How a 10-year collaboration is raising awareness of the role of evidence in policy, news and society.
We’ve come a long way in 10 years. When Sense about Science was set up in 2002 as a charity to help people make sense of science and evidence, the practices of scientific publishing seemed a strangely kept secret. It was a time when the front pages of many newspapers raged with headlines and horror stories about genetic modification, the MMR vaccine and nuclear waste disposal. Often, little attention was being paid to the quality or status of research findings, and in particular to whether they had been peer reviewed.
Meanwhile, when asked about peer review, rather than considering the public interest, scientists’ minds went either to the paper they had in the system or to the papers sitting threateningly on their desks awaiting review.

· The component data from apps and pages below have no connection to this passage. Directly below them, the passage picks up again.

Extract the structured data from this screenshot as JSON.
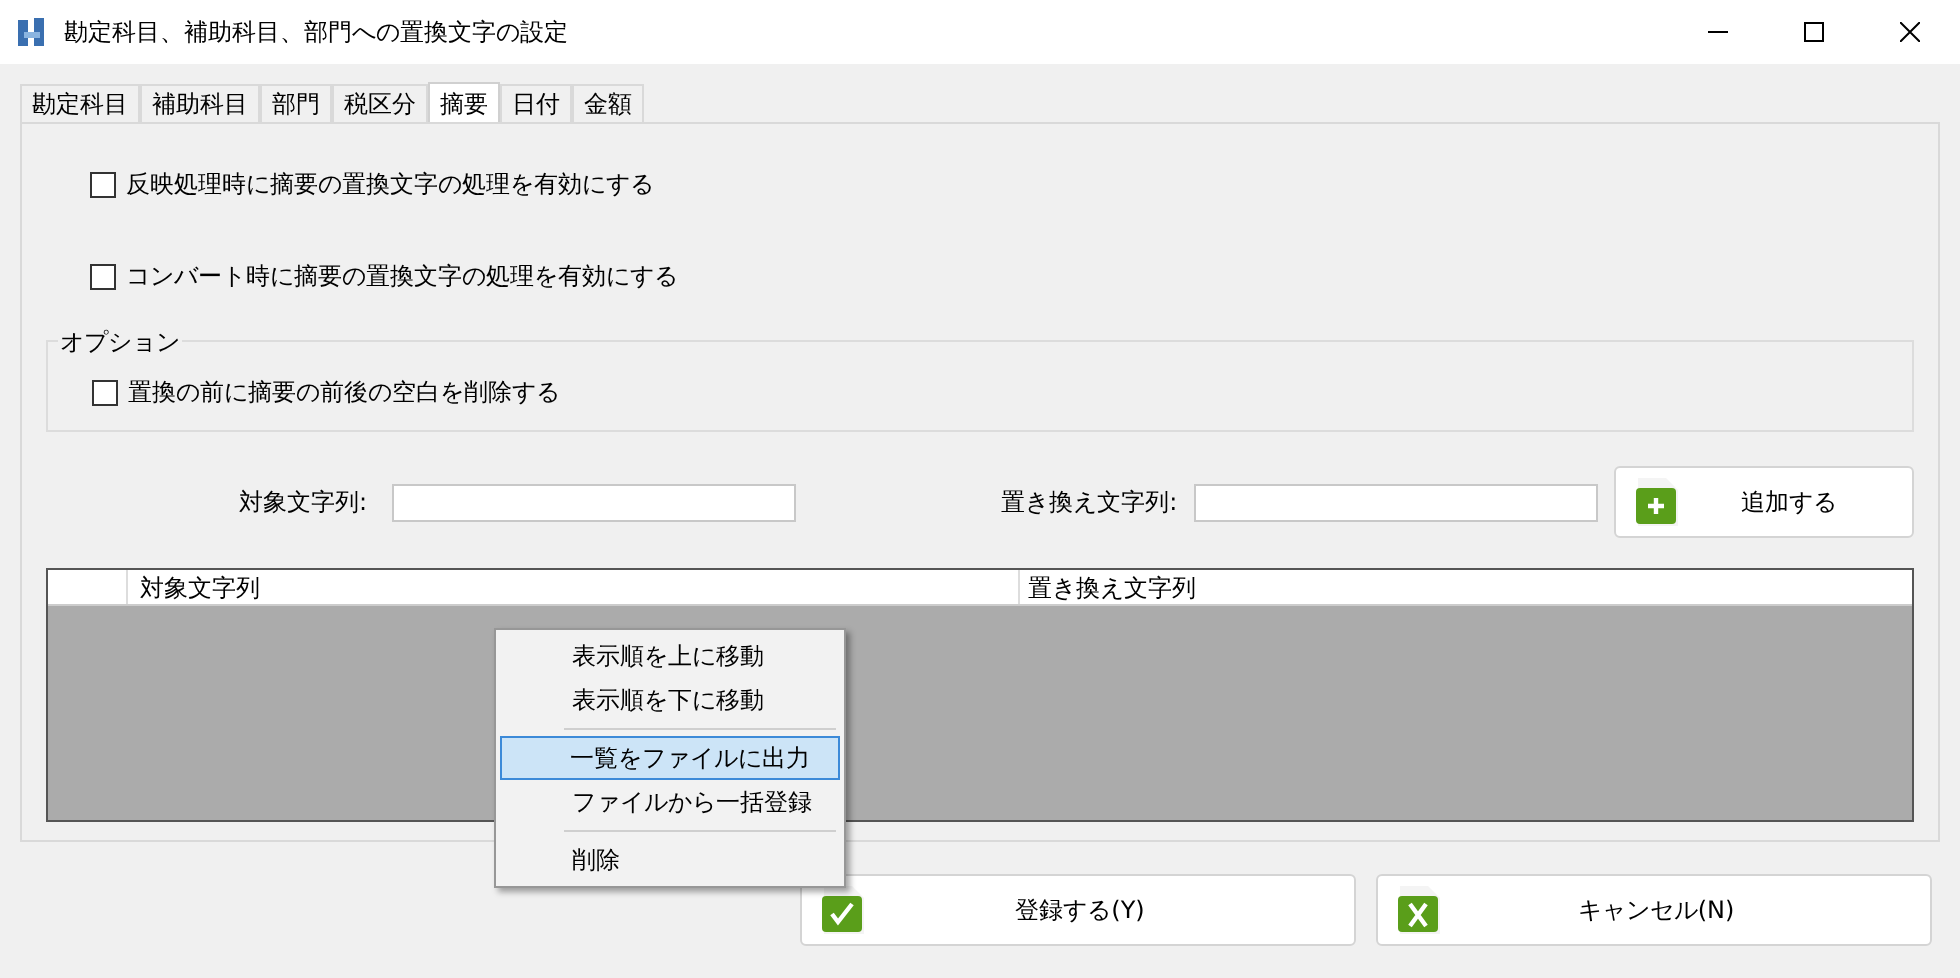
{
  "window": {
    "title": "勘定科目、補助科目、部門への置換文字の設定"
  },
  "tabs": [
    {
      "label": "勘定科目",
      "selected": false
    },
    {
      "label": "補助科目",
      "selected": false
    },
    {
      "label": "部門",
      "selected": false
    },
    {
      "label": "税区分",
      "selected": false
    },
    {
      "label": "摘要",
      "selected": true
    },
    {
      "label": "日付",
      "selected": false
    },
    {
      "label": "金額",
      "selected": false
    }
  ],
  "options": [
    {
      "label": "反映処理時に摘要の置換文字の処理を有効にする",
      "checked": false
    },
    {
      "label": "コンバート時に摘要の置換文字の処理を有効にする",
      "checked": false
    }
  ],
  "option_group": {
    "title": "オプション",
    "items": [
      {
        "label": "置換の前に摘要の前後の空白を削除する",
        "checked": false
      }
    ]
  },
  "form": {
    "target_label": "対象文字列:",
    "replace_label": "置き換え文字列:",
    "add_button": "追加する"
  },
  "table": {
    "columns": [
      "対象文字列",
      "置き換え文字列"
    ]
  },
  "context_menu": [
    {
      "kind": "item",
      "label": "表示順を上に移動",
      "selected": false
    },
    {
      "kind": "item",
      "label": "表示順を下に移動",
      "selected": false
    },
    {
      "kind": "separator"
    },
    {
      "kind": "item",
      "label": "一覧をファイルに出力",
      "selected": true
    },
    {
      "kind": "item",
      "label": "ファイルから一括登録",
      "selected": false
    },
    {
      "kind": "separator"
    },
    {
      "kind": "item",
      "label": "削除",
      "selected": false
    }
  ],
  "buttons": [
    {
      "label": "登録する(Y)",
      "kind": "ok"
    },
    {
      "label": "キャンセル(N)",
      "kind": "cancel"
    }
  ]
}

The early work of Sense about Science was to open up that process. We convened a working group of scientists in 2004 to look at public questions about science. They concluded in a report that greater effort was needed by research institutions, journals, publishers and others to share the workings of peer review in scholarly publishing. In response to their recommendations, Sense about Science produced a public guide to peer review – I don’t know what to believe – published in 2005 with help from Elsevier, Wiley, the Medical Research Council, the Royal Society of Biology, and the Royal Pharmaceutical Society. It explains the peer review process to the public as a tool for helping people make sense of science claims.
Many researchers and publishers were skeptical. For a start, they didn’t think the public would find the dry academic process of peer review interesting. And they also worried that promoting the value of peer review would promote false certainties. What about times when the system doesn’t work and cases of fraud, bias and misconduct get through? What if the public thinks that peer reviewed means true?
We argued that people can accept that mistakes exist while finding the general rule of thumb – that peer reviewed means scrutinized – useful. They can understand that one paper is not the end of the story and that conflicting views coexist and compete. They see this in the criminal justice system all the time, after all. Like peer review, the criminal justice system is not flawless; bias, delays and mistakes happen, and sometimes the wrong decisions are made. Most people understand those flaws and still see the value in the system.
Read the rest of Julia Wilson’s comment piece in Elsevier Connect: So does the public finally ‘get’ peer review? (29 September 2015)
Published: 12 December 2016